IBM Cancels TV Ads For Golf Tourney Because of No-Black Host Club
BIRMINGHAM, Ala. (AP) _ IBM has canceled television commercials that were supposed to run during the Professional Golfers’ Association championship because the host club has no black members, a company spokeswoman says.
″When we learned that this tournament was being played at a club that was exclusionary, we decided it was not an appropriate vehicle for our advertising,″ the spokeswoman, Gina Chew-Holman, said Tuesday.
Officials of the private club, Shoal Creek, said it does not have a policy against blacks and some blacks have been guests. Hall Thompson, the club’s founder, said in June the club has Jews, Lebanese, Italians and women among its members, but no blacks.
″Supporting even indirectly activities which are exclusionary is against IBM’s practices and policies,″ Chew-Holman said.

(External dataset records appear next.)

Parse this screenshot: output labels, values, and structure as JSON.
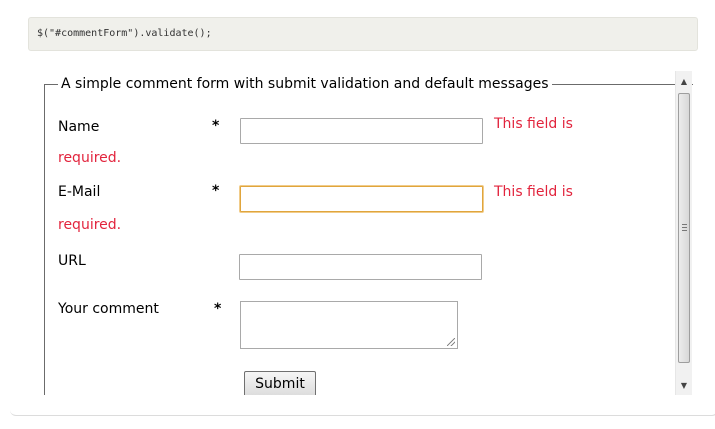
{
  "code": {
    "snippet": "$(\"#commentForm\").validate();"
  },
  "form": {
    "legend": "A simple comment form with submit validation and default messages",
    "required_marker": "*",
    "fields": {
      "name": {
        "label": "Name",
        "value": "",
        "error_line1": "This field is",
        "error_line2": "required."
      },
      "email": {
        "label": "E-Mail",
        "value": "",
        "error_line1": "This field is",
        "error_line2": "required."
      },
      "url": {
        "label": "URL",
        "value": ""
      },
      "comment": {
        "label": "Your comment",
        "value": ""
      }
    },
    "submit_label": "Submit"
  },
  "scrollbar": {
    "up_icon": "arrow-up-icon",
    "down_icon": "arrow-down-icon",
    "thumb_position": 0
  },
  "colors": {
    "error": "#e2243d",
    "focus_border": "#e0a53d"
  }
}
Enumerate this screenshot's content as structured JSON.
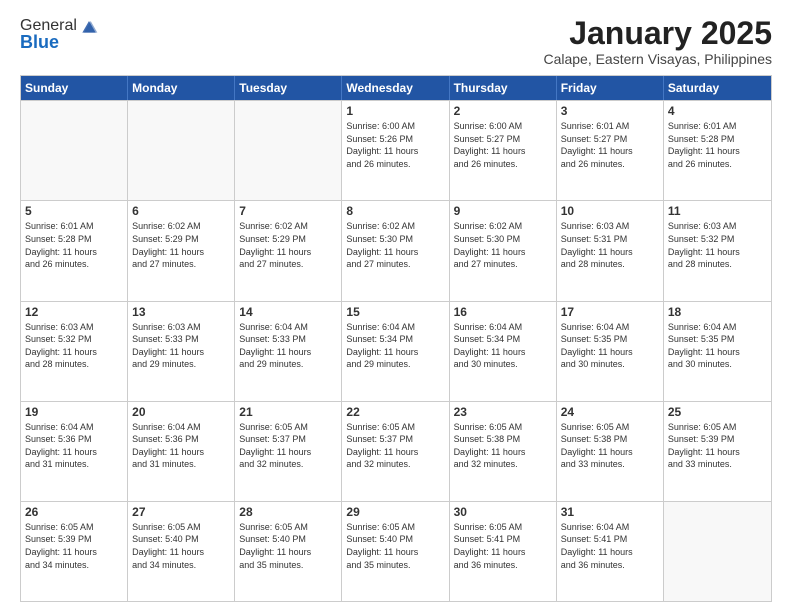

Toyota and Anheuser-Busch also are canceling their TV advertising with ESPN during the event, the Birmingham Post-Herald reported today. Officials with the corporations and ESPN were not immediately available to comment on the report.
Everything was running smoothly for the Aug. 9-12 PGA championship, also held at Shoal Creek in 1984, until Thompson commented recently that the club would not be pressured into accepting black members. He later apologized and said he was quoted out of context.
Thompson has refused to comment since his apology, as have other club members.
Chew-Holman would not say how much money International Business Machines had planned to spend on television advertising during the tournament, which will be televised for two days by ESPN and carried by ABC for the final two days.
Leaders of the Southern Christian Leadership Conference and the NAACP have urged picketing of the tournament.
Mayor Richard Arrington, who is black, says he hopes black leaders decide against demonstrations.
″I don’t think they will be necessary to bring about the change being sought,″ he said.
Publicity over Shoal Creek has ″started a process of assessment which will likely lead to the voluntary end of racial discrimination″ in Birmingham area country clubs in a year or so, Arrington said.